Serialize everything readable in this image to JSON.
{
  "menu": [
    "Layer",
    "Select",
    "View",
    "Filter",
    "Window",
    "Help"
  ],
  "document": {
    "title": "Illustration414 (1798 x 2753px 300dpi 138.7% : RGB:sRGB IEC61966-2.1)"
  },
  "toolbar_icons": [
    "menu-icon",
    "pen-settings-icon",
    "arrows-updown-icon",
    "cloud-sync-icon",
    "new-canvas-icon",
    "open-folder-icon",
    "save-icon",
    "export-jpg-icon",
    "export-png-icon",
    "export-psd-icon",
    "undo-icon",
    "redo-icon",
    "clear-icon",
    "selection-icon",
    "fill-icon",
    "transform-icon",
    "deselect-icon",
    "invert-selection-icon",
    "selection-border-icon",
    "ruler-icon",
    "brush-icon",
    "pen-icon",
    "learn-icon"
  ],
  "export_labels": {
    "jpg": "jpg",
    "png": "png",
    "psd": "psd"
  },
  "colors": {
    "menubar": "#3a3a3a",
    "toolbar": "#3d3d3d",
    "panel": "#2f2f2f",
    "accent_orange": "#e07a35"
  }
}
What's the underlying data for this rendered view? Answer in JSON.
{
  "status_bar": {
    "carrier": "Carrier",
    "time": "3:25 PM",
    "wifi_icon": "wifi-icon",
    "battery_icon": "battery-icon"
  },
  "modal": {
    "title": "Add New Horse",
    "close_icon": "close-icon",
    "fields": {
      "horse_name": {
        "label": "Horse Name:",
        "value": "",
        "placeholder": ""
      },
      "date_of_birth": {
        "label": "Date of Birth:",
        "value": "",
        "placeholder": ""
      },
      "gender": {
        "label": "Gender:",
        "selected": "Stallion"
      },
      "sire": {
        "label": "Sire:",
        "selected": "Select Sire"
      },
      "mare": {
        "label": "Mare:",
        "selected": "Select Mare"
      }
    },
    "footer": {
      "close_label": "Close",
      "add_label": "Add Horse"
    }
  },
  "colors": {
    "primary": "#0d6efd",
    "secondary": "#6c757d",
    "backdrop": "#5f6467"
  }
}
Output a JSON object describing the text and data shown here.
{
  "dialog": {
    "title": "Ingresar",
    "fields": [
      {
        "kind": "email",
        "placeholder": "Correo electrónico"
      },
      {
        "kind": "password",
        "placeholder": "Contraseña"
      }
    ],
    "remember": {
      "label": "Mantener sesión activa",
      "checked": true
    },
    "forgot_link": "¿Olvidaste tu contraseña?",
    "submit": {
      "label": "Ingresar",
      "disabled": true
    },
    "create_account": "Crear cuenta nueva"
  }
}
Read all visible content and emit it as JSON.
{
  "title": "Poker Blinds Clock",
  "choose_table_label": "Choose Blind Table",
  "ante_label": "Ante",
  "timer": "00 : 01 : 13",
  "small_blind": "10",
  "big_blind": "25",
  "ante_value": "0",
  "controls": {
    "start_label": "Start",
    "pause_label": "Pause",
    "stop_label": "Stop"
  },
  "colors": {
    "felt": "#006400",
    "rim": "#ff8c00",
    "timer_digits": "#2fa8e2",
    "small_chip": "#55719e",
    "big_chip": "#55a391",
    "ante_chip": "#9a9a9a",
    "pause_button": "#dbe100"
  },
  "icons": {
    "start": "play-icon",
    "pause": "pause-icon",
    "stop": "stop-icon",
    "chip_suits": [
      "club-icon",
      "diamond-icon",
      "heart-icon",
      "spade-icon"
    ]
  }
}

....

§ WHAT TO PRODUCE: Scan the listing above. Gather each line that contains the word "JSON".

§ RESULT OF THE EXERCISE:
Serialize everything readable in this image to JSON.
What's the underlying data for this rendered view? Answer in JSON.
Output a JSON object describing the text and data shown here.
Read all visible content and emit it as JSON.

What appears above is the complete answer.